Remembering David Kessel – poet, anti-fascist, Jewish socialist
Today, it is the funeral of our friend and comrade David Kessel, a Jewish Socialists’ Group member in the East End, and a generous supporter, who died on 8th March 2022 at the age of 74.
We saw David too rarely because of his challenging life circumstances, but when he did come to our meetings, he would listen intently to a speaker and discussion, and then intervene with a short, incisive and powerful contribution, spoken calmly and quietly.
He first came to our meetings in the late 1980s, after his second breakdown and subsequent diagnosis as schizophrenic had already prevented him from continuing his work as a doctor in East London, where he was one of several very committed and radical doctors who have worked in this district. In those early years as a doctor he had also distinguished himself as a trade union activist campaigning on doctor’s working conditions. He had his first breakdown at the age of 17 before going to medical school.
He was born into a family of communists – an Irish mother of Catholic heritage, a Jewish father of German Jewish heritage who came to London from South Africa.
When he was unable to continue working as a doctor he put his energies into his poetry and working with a range of groups, bringing people struggling with mental health issues together so they could give each other mutual support. We are very proud that we published some of his poems in our magazine Jewish Socialist.
Living in the East End, he was very aware of the area’s anti-fascist traditions and its immigrant, cosmopolitan nature and atmosphere. He was acutely conscious of its traditions of class struggle and the struggles of the marginalised today among different communities of East Enders. He left many beautiful moving words. We know he will be very sorely missed.
Here is a poem he wrote in 1999.
Life Against Death
The east wind of high summer.
Old men with cider bottles,
And I suddenly an old man.
Through the slums with Jesus,
Black, broken hearted, golden Grace.
The whistling Cockney gives
His heart away at street corners
To the young alci: cursing, skint.
On the Whitechapel waste.
The Gestapo will pass –
There shall be silence

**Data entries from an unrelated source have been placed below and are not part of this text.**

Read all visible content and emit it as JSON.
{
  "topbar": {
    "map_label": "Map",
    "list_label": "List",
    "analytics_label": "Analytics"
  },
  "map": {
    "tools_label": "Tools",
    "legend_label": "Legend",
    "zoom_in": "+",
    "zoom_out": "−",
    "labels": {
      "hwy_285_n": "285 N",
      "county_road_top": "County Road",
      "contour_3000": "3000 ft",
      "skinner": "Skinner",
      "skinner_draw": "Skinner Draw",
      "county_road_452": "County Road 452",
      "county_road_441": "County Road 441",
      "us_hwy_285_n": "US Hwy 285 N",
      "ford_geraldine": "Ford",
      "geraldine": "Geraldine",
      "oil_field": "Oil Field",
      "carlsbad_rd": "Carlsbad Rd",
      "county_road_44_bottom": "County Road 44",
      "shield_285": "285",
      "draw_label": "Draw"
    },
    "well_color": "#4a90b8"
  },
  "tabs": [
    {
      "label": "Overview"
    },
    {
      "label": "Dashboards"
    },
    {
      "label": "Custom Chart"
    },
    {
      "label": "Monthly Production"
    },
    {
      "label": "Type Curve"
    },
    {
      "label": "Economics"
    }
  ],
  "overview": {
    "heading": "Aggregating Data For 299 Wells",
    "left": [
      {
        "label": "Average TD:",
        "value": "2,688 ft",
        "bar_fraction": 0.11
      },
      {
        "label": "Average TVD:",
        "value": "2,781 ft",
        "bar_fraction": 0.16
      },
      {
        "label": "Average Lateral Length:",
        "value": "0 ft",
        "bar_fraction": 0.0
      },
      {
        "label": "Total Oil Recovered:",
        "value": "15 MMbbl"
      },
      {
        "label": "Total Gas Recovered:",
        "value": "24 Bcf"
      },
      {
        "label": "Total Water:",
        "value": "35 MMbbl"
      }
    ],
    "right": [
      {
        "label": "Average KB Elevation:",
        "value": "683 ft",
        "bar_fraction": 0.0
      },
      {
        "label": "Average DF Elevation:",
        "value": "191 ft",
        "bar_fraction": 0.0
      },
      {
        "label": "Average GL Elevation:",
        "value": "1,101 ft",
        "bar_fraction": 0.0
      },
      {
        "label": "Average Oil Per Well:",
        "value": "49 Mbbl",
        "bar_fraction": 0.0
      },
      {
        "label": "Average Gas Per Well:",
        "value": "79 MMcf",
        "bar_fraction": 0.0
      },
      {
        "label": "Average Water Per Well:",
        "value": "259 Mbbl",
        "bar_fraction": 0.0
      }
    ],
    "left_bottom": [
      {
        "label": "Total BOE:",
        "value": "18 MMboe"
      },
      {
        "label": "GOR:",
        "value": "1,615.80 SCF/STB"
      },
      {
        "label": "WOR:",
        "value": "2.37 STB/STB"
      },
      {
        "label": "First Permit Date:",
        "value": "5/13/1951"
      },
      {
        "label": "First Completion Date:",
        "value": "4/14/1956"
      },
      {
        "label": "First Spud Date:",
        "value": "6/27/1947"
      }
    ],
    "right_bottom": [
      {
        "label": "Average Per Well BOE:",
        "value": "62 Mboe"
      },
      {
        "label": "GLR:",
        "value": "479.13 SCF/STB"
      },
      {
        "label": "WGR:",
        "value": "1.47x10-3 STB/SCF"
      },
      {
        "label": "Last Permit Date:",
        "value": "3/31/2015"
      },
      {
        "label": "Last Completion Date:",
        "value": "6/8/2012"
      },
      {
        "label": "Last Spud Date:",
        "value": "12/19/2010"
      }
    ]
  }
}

Broken by the cawing crows
And the vixen’s cry.
Strong as our pain is strong,
Our children are.
A savage peace,
The rain over Stepney.
David Kessel 1999
Posted: 31 March 2022